Every record below must come back exactly as written, with the images dropped.
Start of Dataset extract
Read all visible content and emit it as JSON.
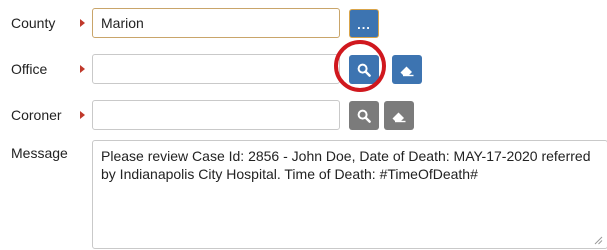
{
  "form": {
    "county": {
      "label": "County",
      "value": "Marion"
    },
    "office": {
      "label": "Office",
      "value": "",
      "placeholder": ""
    },
    "coroner": {
      "label": "Coroner",
      "value": "",
      "placeholder": ""
    },
    "message": {
      "label": "Message",
      "value": "Please review Case Id: 2856 - John Doe, Date of Death: MAY-17-2020 referred by Indianapolis City Hospital. Time of Death: #TimeOfDeath#"
    }
  },
  "buttons": {
    "county_more_label": "...",
    "office_search_icon": "search-icon",
    "office_clear_icon": "eraser-icon",
    "coroner_search_icon": "search-icon",
    "coroner_clear_icon": "eraser-icon"
  },
  "colors": {
    "required_marker": "#c0392b",
    "button_blue": "#3d74b1",
    "button_gray": "#7b7b7b",
    "highlight_ring": "#d0181e",
    "focus_border": "#c9a56a"
  }
}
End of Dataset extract
» **Finished exercise**:
Read all visible content and emit it as JSON.
{
  "form": {
    "county": {
      "label": "County",
      "value": "Marion"
    },
    "office": {
      "label": "Office",
      "value": "",
      "placeholder": ""
    },
    "coroner": {
      "label": "Coroner",
      "value": "",
      "placeholder": ""
    },
    "message": {
      "label": "Message",
      "value": "Please review Case Id: 2856 - John Doe, Date of Death: MAY-17-2020 referred by Indianapolis City Hospital. Time of Death: #TimeOfDeath#"
    }
  },
  "buttons": {
    "county_more_label": "...",
    "office_search_icon": "search-icon",
    "office_clear_icon": "eraser-icon",
    "coroner_search_icon": "search-icon",
    "coroner_clear_icon": "eraser-icon"
  },
  "colors": {
    "required_marker": "#c0392b",
    "button_blue": "#3d74b1",
    "button_gray": "#7b7b7b",
    "highlight_ring": "#d0181e",
    "focus_border": "#c9a56a"
  }
}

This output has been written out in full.